> [TASK INPUTS]
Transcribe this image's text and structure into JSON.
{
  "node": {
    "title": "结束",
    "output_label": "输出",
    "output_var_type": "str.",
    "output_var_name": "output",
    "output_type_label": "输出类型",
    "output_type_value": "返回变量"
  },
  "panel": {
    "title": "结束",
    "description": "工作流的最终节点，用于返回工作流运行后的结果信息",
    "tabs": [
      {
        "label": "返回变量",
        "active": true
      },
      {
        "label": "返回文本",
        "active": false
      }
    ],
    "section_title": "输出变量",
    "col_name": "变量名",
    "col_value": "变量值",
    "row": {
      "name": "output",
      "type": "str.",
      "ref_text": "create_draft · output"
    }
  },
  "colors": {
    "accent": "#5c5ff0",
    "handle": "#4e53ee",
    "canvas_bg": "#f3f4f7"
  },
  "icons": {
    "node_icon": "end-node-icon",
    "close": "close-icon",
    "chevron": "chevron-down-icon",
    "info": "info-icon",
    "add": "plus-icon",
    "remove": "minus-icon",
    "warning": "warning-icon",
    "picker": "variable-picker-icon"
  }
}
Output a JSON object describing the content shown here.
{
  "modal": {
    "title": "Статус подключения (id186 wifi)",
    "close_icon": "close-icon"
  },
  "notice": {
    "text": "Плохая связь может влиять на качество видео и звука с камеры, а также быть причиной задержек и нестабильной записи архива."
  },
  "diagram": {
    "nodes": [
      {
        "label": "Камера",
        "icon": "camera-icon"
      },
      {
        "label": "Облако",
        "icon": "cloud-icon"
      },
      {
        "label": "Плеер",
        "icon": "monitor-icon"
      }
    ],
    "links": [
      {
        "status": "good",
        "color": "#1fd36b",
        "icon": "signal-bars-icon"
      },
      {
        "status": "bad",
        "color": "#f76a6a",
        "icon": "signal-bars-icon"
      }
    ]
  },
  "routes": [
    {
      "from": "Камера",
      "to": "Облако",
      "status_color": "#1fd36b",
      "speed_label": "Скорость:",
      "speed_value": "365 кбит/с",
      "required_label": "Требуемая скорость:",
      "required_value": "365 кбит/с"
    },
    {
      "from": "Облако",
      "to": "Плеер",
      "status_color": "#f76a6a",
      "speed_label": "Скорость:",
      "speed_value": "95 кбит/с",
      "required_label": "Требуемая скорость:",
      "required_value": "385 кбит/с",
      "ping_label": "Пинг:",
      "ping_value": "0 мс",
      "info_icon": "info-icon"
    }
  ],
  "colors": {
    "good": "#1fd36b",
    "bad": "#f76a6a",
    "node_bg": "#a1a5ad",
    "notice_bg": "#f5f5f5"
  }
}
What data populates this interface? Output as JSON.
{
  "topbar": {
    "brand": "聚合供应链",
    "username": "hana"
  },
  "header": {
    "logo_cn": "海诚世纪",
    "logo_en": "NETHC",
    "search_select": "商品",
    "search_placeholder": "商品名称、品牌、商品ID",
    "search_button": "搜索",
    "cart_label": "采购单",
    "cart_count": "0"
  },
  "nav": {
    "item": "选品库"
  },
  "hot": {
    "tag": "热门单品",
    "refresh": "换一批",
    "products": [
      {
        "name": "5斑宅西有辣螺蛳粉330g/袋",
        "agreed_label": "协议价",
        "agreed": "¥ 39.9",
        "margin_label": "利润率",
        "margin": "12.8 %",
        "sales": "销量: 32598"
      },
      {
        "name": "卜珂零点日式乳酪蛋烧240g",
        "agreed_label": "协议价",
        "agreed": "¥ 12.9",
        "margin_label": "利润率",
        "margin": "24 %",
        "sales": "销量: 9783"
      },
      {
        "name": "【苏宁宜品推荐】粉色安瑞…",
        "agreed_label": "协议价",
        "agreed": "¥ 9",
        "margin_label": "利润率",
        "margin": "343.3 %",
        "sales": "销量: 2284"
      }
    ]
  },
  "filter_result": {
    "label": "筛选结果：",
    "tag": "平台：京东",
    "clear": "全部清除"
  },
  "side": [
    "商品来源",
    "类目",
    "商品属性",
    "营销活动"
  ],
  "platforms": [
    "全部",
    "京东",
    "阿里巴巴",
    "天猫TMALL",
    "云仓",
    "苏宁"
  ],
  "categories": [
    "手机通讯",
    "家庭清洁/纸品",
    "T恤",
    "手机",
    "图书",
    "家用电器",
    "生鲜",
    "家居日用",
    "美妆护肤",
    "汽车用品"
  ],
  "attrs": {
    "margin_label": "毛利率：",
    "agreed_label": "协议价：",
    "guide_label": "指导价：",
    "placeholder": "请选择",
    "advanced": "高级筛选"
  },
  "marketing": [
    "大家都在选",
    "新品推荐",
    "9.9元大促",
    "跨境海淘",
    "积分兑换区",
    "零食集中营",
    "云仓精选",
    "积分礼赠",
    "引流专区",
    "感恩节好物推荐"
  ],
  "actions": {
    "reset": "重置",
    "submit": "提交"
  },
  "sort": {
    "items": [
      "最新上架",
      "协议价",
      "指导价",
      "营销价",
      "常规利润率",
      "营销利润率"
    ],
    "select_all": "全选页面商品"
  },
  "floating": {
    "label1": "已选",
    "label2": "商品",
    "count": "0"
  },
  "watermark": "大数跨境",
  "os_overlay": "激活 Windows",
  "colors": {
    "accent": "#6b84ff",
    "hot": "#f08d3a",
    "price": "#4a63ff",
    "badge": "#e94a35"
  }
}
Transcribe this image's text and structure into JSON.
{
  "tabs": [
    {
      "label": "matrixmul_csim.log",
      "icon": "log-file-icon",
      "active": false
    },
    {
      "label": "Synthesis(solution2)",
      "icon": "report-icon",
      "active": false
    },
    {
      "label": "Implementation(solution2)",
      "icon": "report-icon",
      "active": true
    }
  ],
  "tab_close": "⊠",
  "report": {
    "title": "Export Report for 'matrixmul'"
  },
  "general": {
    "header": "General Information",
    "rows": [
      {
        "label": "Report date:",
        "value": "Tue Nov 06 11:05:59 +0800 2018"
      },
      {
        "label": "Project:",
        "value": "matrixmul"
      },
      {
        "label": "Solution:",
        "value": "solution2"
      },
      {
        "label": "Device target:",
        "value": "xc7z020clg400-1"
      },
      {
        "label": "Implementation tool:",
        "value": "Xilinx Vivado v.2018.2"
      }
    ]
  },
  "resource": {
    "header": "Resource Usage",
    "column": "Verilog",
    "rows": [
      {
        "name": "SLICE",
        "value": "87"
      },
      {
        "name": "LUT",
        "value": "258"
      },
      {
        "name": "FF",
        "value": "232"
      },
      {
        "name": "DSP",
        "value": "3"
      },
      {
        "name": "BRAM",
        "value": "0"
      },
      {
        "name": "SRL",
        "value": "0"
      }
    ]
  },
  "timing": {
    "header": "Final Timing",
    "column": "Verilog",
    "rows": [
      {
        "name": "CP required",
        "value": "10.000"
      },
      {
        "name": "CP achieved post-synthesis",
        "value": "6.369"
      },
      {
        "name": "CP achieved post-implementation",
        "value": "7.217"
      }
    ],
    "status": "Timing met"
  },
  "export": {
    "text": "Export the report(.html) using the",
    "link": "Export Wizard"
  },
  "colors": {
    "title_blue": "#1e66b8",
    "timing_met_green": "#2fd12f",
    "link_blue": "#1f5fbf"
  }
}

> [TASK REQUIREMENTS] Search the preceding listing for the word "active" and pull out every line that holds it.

> [RESPONSE]
        "active": true
        "active": false
      "active": false
      "active": false
      "active": true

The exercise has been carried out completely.